- Problem to solve: Nothing besides a number belongs in the answer, which is how many lines of the listing contain the string "JSON".
▬▬▬
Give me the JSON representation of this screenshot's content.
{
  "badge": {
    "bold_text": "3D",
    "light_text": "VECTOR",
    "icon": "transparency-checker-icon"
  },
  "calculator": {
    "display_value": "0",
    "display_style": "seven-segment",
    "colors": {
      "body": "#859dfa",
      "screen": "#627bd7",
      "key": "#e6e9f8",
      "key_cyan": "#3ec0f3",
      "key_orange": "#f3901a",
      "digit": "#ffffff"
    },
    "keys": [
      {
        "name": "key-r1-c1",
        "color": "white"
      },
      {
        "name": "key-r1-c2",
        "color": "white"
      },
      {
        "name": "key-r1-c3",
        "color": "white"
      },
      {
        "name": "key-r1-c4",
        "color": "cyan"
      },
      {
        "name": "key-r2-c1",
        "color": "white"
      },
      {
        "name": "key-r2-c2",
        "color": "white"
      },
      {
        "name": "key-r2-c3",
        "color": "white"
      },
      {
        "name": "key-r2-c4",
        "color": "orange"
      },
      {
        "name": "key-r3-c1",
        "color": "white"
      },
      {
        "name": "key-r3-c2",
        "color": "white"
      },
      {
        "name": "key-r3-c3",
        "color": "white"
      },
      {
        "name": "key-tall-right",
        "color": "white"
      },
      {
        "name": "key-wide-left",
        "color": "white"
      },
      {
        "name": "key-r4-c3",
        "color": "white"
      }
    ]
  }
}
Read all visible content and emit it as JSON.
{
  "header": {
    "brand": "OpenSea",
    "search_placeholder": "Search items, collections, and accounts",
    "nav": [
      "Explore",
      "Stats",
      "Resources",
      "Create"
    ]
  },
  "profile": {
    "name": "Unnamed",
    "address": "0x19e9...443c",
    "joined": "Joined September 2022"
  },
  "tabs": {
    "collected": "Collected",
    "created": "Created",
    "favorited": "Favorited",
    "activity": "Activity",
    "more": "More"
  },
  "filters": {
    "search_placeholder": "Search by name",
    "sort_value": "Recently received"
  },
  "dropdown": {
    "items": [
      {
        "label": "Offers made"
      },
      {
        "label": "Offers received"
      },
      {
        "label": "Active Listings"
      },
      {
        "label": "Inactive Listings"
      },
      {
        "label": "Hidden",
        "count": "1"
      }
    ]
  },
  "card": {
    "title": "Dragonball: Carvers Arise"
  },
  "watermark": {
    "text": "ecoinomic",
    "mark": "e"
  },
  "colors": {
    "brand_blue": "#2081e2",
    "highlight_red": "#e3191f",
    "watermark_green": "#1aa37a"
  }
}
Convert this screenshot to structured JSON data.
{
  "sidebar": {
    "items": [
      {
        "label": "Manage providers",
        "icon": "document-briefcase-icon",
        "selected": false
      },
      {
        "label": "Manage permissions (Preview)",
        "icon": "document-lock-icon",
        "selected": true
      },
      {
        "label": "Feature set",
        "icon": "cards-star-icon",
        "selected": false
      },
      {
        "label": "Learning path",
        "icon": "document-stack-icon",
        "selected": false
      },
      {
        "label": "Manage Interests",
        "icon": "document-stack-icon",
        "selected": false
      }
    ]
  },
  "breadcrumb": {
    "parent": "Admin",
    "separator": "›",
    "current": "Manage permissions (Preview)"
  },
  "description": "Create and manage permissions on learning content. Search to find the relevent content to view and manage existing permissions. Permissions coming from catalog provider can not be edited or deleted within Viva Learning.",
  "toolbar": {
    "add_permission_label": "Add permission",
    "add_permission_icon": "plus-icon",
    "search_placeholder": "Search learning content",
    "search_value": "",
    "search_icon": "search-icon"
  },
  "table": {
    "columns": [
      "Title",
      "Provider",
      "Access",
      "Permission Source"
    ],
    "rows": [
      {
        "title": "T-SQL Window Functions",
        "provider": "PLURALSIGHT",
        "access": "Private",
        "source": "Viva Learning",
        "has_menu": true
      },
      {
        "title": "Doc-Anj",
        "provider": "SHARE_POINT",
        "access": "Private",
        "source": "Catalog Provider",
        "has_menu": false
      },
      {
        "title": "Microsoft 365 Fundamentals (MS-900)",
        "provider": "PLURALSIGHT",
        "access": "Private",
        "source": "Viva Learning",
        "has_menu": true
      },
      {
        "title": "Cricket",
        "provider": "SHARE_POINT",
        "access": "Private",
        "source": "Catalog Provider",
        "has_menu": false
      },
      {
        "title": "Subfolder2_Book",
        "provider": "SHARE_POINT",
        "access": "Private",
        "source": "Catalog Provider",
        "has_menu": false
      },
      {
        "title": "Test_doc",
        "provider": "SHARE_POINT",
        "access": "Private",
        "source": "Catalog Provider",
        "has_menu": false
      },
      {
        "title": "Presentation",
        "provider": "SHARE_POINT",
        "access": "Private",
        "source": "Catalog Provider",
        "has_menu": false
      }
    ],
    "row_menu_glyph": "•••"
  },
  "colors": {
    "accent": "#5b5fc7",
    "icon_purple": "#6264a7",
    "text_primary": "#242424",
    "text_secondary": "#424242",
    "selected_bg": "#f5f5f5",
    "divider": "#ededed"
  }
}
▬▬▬
- Output for this exercise: 3